> Given data
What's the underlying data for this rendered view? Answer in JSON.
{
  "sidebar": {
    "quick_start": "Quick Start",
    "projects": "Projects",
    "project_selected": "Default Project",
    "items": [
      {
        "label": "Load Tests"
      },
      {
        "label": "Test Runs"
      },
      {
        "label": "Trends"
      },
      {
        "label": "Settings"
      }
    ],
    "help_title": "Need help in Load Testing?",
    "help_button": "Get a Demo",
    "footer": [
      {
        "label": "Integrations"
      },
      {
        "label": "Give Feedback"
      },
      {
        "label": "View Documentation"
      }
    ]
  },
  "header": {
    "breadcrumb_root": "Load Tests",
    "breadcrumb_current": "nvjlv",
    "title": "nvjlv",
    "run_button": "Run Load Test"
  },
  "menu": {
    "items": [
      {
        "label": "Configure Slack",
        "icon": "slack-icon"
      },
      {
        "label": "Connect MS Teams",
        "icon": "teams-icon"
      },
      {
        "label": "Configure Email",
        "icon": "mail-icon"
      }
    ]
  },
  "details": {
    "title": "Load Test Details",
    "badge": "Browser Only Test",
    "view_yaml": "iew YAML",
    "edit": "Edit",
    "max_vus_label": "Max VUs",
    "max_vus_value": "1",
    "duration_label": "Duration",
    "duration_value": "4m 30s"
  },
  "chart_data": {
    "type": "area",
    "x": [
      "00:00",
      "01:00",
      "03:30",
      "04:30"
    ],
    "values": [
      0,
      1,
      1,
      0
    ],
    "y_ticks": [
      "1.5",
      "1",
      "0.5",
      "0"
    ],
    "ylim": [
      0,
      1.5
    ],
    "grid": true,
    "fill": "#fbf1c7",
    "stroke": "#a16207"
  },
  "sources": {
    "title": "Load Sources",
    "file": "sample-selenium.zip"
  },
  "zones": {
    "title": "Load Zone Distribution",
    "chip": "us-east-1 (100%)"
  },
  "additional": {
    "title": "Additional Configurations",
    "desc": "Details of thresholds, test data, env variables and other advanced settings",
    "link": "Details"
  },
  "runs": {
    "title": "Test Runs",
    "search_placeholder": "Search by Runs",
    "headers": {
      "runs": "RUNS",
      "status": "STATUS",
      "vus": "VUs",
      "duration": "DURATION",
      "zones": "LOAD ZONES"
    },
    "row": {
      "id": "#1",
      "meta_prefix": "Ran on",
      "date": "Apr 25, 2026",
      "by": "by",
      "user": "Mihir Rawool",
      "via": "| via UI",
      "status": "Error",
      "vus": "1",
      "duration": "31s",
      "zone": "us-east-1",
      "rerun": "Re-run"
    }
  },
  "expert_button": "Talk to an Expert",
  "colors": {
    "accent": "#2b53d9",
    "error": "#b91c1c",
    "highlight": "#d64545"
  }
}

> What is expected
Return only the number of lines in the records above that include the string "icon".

> Exercise output
3